To begin with, I have another acting project. This Monday I’m spending my day off in a theater, the Alliance, doing a reading of a new play about dementia. The play is “Absence” by Peter Floyd; you can find information about the reading here.
I first encountered “Absence” in a new-play series several months ago, when I was hired to read the part of the dementia patient’s middle-aged daughter. I knew the subject matter all too well.
My husband and I have moved both of our mothers to assisted living in the last few years. We’ve experienced the falls, the emergency rooms, the hospitalizations. We’ve taken over the checkbooks. With our siblings, we’ve sorted our mothers’ possessions and sold their houses. And we have come to accept that they both have dementia.
Peter Floyd’s mother also suffers from this cruel, mystifying condition. He’s written a play that works its way into the patient’s mind and allows the audience to experience what it must be like to change so fundamentally that the world around you no longer makes sense.
Peter has crafted a story that could be my own. It’s different, of course; we have different mothers, and the fictional characters in the play have quirks of their own. But he nails the experience of loss and the possibility of redemption that come with this illness.
I have been told that my mother still has things to teach me, and I believe that’s true. She and I are walking this journey of loss together. Most of the time, I have to keep a wall between my life with her and my other tasks. I have to stay strong. I can’t let grief get in the way of my work. With this play, though, my personal and professional paths converge for a moment, a blessed moment of presence.
This is the value of art in my life. It requires my presence. Whether I’m acting in a play or standing before a painting or listening to live music, I am required to be there and nowhere else, to focus my mind and heart on the task at hand.

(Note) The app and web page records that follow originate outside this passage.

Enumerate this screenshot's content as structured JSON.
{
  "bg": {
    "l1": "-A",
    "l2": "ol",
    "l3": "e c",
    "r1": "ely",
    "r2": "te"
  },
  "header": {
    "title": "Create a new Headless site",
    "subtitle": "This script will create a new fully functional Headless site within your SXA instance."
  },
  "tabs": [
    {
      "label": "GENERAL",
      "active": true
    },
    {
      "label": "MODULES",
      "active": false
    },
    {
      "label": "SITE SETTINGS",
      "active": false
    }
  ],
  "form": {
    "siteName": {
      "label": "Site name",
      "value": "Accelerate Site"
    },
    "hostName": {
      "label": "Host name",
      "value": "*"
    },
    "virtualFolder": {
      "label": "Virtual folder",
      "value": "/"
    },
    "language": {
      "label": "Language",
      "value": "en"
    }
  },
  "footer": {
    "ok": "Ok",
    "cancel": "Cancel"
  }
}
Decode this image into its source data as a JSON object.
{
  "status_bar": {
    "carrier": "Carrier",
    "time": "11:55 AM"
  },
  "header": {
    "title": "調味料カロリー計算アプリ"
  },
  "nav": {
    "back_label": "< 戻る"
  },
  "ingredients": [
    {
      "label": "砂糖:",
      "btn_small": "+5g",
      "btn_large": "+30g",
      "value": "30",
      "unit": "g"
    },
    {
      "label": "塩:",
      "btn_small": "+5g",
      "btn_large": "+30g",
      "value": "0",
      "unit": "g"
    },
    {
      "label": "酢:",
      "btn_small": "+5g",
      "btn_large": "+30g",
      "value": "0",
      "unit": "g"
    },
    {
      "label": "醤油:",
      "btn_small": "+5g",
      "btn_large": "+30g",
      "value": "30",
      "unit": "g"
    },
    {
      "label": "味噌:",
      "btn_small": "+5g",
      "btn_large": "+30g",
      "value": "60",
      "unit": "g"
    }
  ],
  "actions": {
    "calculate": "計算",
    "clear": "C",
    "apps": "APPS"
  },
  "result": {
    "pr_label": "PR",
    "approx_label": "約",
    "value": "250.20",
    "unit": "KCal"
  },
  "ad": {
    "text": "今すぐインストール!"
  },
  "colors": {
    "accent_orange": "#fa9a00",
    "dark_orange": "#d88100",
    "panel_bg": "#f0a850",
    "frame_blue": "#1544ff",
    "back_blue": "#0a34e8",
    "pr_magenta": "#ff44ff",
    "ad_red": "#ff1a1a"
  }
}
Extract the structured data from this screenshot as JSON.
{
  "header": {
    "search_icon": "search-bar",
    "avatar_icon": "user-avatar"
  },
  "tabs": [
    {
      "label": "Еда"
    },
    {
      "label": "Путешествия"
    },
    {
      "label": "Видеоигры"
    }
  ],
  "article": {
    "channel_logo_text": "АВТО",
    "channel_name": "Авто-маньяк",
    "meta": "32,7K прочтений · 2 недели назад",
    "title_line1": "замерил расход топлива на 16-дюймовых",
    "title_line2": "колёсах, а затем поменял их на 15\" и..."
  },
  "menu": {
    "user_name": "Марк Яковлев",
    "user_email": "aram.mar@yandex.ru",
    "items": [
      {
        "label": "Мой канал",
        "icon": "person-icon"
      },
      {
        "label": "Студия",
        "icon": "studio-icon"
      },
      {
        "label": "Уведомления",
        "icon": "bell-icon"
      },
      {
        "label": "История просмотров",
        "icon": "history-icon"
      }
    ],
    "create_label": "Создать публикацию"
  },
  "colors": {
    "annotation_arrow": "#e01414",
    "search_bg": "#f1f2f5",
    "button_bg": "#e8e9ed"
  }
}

Art is vital; art is is life-giving. Art matters. I learned that lesson early in life, from the smartest woman I know. My mother.